> [PROBLEM REQUIREMENTS]:
Only the count is needed. Count the lines below with the word "core" in them.

##### DATA PROVIDED #####

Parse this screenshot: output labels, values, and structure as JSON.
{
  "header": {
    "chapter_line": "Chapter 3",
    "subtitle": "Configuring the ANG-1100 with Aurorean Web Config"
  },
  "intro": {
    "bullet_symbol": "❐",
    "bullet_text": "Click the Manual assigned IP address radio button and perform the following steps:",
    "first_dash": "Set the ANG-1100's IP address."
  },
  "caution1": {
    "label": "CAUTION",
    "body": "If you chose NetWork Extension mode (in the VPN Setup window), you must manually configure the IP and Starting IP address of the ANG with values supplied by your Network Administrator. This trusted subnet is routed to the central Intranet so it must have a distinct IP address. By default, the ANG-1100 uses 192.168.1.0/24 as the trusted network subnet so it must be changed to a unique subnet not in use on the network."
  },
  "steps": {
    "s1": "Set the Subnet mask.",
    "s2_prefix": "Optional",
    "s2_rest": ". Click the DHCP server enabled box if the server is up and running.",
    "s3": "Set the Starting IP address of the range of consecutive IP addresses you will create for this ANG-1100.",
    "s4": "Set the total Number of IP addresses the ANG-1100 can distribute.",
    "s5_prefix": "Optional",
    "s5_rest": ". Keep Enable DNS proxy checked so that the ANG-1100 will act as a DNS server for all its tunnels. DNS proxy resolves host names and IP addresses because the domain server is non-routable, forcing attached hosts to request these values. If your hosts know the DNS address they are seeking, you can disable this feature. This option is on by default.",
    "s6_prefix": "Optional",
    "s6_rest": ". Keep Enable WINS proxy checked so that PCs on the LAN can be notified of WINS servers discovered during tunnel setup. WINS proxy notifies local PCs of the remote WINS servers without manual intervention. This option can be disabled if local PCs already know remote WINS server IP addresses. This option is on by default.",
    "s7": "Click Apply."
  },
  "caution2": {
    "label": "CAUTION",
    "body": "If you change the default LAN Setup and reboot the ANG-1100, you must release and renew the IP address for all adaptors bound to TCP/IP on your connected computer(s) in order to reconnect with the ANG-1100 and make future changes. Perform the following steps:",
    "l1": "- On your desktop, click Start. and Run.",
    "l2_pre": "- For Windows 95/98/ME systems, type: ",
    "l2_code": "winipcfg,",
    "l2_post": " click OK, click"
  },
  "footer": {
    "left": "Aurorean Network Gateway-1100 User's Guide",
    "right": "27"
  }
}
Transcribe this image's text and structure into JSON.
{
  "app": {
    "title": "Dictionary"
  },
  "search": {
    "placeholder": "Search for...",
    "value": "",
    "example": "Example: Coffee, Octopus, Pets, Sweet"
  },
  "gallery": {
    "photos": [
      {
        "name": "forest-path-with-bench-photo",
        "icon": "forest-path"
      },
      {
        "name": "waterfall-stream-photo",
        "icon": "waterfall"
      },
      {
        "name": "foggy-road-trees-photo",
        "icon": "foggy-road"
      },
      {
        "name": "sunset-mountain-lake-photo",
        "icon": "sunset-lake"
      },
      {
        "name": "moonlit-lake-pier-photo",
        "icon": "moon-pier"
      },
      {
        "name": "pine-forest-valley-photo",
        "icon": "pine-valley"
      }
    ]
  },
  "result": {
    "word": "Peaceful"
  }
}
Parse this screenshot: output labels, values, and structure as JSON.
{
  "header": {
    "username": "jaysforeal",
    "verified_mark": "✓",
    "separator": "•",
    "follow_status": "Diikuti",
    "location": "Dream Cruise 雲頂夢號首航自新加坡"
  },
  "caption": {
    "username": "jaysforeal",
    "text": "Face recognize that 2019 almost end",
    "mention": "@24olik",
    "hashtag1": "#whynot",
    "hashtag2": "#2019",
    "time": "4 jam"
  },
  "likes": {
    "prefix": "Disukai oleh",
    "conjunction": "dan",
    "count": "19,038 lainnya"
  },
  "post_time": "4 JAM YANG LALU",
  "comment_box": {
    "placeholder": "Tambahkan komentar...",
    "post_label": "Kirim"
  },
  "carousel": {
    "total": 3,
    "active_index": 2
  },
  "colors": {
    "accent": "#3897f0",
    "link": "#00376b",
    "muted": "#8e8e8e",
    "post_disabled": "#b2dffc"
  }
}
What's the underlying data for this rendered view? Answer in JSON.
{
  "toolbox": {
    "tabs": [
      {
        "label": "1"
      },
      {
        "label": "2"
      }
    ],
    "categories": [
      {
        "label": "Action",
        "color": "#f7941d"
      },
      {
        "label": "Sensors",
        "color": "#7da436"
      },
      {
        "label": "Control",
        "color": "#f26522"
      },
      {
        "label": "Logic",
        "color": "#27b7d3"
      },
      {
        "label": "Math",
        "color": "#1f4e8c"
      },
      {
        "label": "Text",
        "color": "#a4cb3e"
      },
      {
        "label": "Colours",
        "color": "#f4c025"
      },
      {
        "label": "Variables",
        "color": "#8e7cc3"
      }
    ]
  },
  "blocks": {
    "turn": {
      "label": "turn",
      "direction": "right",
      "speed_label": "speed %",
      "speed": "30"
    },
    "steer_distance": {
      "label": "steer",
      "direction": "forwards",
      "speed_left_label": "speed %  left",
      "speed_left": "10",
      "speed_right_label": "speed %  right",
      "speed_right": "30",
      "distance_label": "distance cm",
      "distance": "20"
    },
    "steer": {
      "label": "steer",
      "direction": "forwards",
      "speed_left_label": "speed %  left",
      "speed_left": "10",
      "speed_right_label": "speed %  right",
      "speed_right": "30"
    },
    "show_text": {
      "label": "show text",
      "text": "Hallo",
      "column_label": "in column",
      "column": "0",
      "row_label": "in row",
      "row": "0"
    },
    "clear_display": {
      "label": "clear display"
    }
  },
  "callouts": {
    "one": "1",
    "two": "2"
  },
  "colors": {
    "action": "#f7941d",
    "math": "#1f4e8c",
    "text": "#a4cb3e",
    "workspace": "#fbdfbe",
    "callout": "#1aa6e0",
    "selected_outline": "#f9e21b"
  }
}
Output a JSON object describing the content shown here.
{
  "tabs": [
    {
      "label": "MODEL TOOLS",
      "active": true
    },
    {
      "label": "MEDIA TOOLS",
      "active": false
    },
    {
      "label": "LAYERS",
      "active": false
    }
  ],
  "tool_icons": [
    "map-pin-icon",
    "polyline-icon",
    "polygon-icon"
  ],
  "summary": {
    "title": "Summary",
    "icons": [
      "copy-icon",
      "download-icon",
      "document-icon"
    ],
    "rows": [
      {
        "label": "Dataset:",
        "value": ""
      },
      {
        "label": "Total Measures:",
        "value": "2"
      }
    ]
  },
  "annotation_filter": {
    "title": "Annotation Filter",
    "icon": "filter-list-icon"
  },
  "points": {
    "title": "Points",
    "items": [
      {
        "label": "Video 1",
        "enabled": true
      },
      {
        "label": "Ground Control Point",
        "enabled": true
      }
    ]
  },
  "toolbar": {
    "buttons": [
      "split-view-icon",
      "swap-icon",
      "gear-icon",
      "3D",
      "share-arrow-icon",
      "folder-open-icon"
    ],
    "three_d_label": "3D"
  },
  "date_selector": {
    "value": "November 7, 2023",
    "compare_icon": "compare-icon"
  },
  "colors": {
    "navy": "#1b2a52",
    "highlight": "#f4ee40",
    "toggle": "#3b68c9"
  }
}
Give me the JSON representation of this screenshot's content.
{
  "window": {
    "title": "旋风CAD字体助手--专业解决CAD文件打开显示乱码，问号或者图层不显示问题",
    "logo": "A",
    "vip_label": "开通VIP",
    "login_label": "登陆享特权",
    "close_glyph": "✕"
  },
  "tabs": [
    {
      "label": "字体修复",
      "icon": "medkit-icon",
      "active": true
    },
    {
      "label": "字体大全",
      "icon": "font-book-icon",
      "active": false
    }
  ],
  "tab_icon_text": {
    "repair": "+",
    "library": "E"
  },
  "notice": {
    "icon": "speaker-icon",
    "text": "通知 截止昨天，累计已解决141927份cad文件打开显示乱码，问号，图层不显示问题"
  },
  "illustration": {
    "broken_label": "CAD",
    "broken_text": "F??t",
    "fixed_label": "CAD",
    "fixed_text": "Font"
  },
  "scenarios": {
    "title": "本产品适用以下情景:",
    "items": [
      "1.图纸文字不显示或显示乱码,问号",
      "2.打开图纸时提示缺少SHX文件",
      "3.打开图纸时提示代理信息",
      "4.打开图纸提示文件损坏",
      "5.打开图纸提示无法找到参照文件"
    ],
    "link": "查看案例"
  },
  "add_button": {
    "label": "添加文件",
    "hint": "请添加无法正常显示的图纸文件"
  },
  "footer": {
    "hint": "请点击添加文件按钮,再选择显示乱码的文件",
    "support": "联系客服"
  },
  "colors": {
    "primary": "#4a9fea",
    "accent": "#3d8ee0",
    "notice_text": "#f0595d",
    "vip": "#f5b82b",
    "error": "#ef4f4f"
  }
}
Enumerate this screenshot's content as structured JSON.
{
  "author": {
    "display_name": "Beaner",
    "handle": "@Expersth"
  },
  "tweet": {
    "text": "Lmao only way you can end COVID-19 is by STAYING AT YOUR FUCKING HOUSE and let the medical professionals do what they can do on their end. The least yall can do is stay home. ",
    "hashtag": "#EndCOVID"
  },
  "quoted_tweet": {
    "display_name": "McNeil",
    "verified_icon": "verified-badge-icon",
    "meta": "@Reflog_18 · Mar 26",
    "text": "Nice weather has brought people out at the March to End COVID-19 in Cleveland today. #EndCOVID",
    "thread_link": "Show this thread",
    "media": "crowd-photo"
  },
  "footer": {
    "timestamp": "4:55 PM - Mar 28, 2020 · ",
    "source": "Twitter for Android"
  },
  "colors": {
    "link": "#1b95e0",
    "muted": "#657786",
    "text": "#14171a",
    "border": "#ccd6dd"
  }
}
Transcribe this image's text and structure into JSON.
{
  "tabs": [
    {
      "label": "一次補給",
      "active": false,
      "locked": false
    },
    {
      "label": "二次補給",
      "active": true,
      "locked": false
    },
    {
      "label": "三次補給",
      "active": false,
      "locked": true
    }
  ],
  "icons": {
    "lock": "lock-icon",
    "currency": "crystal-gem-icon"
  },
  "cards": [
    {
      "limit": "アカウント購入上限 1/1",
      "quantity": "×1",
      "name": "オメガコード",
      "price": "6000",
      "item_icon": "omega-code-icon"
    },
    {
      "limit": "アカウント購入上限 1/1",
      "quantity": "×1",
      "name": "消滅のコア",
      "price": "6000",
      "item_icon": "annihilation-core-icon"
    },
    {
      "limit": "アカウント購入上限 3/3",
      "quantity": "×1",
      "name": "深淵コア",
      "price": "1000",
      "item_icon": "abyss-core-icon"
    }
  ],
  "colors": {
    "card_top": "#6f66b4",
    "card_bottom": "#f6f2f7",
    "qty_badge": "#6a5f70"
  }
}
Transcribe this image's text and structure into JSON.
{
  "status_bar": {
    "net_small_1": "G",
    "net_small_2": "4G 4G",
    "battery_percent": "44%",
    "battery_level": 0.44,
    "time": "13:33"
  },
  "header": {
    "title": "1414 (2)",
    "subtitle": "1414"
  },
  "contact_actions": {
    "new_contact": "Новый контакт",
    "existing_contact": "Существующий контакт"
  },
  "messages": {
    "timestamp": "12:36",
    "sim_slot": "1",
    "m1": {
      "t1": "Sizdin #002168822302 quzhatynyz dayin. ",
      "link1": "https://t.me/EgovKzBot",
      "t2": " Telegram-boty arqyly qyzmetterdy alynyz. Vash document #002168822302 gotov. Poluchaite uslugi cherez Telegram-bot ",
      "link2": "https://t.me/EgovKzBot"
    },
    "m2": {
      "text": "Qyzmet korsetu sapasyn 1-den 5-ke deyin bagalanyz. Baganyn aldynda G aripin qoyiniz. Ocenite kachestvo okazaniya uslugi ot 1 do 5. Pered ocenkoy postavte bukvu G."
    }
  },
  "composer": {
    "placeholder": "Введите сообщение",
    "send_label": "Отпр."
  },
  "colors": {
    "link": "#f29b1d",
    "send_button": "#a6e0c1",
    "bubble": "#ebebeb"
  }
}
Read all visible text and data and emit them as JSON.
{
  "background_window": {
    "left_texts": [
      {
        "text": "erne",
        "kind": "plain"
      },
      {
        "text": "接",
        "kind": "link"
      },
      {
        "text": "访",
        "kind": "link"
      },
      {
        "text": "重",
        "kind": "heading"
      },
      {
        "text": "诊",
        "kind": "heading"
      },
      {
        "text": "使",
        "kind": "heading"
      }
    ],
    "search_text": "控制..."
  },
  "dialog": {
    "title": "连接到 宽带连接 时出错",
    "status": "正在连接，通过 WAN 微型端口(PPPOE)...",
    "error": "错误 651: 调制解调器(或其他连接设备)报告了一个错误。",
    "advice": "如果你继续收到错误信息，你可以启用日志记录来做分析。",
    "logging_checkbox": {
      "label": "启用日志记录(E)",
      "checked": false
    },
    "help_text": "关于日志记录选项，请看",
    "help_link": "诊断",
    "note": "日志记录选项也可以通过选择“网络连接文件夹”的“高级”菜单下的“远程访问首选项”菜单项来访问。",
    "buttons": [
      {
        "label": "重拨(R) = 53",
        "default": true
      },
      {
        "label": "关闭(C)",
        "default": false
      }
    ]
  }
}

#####

> [EXERCISE ANSWER]:
2